**Prompt:** All of the entries are to be written out again verbatim.

(Source material)

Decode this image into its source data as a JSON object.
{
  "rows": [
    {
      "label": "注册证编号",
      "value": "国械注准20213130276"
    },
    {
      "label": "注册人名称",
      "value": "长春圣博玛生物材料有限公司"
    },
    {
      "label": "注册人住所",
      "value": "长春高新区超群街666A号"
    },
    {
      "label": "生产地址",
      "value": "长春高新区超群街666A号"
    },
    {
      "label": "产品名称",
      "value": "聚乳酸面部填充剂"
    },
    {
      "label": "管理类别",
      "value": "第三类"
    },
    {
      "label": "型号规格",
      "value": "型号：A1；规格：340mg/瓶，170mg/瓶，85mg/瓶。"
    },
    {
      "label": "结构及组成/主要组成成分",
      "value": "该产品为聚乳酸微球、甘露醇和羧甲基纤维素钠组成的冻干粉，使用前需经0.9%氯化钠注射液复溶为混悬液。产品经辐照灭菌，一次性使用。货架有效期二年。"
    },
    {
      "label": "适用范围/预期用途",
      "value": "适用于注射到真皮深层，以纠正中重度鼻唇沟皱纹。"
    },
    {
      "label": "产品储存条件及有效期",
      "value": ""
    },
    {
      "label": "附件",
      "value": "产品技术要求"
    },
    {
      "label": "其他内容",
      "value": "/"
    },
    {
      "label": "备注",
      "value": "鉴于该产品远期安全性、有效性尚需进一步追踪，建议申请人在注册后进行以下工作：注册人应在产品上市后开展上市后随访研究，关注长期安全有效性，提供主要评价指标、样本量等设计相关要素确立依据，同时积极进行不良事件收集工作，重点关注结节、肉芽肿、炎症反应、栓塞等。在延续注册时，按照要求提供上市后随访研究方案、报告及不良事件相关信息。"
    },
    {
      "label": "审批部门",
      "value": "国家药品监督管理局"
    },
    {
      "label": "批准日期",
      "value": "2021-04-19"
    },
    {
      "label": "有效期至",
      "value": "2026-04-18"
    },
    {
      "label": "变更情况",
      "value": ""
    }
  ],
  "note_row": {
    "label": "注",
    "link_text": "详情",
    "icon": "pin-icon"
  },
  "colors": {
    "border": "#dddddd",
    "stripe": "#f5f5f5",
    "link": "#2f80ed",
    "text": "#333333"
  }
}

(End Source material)

**Completed exercise:**
Decode this image into its source data as a JSON object.
{
  "rows": [
    {
      "label": "注册证编号",
      "value": "国械注准20213130276"
    },
    {
      "label": "注册人名称",
      "value": "长春圣博玛生物材料有限公司"
    },
    {
      "label": "注册人住所",
      "value": "长春高新区超群街666A号"
    },
    {
      "label": "生产地址",
      "value": "长春高新区超群街666A号"
    },
    {
      "label": "产品名称",
      "value": "聚乳酸面部填充剂"
    },
    {
      "label": "管理类别",
      "value": "第三类"
    },
    {
      "label": "型号规格",
      "value": "型号：A1；规格：340mg/瓶，170mg/瓶，85mg/瓶。"
    },
    {
      "label": "结构及组成/主要组成成分",
      "value": "该产品为聚乳酸微球、甘露醇和羧甲基纤维素钠组成的冻干粉，使用前需经0.9%氯化钠注射液复溶为混悬液。产品经辐照灭菌，一次性使用。货架有效期二年。"
    },
    {
      "label": "适用范围/预期用途",
      "value": "适用于注射到真皮深层，以纠正中重度鼻唇沟皱纹。"
    },
    {
      "label": "产品储存条件及有效期",
      "value": ""
    },
    {
      "label": "附件",
      "value": "产品技术要求"
    },
    {
      "label": "其他内容",
      "value": "/"
    },
    {
      "label": "备注",
      "value": "鉴于该产品远期安全性、有效性尚需进一步追踪，建议申请人在注册后进行以下工作：注册人应在产品上市后开展上市后随访研究，关注长期安全有效性，提供主要评价指标、样本量等设计相关要素确立依据，同时积极进行不良事件收集工作，重点关注结节、肉芽肿、炎症反应、栓塞等。在延续注册时，按照要求提供上市后随访研究方案、报告及不良事件相关信息。"
    },
    {
      "label": "审批部门",
      "value": "国家药品监督管理局"
    },
    {
      "label": "批准日期",
      "value": "2021-04-19"
    },
    {
      "label": "有效期至",
      "value": "2026-04-18"
    },
    {
      "label": "变更情况",
      "value": ""
    }
  ],
  "note_row": {
    "label": "注",
    "link_text": "详情",
    "icon": "pin-icon"
  },
  "colors": {
    "border": "#dddddd",
    "stripe": "#f5f5f5",
    "link": "#2f80ed",
    "text": "#333333"
  }
}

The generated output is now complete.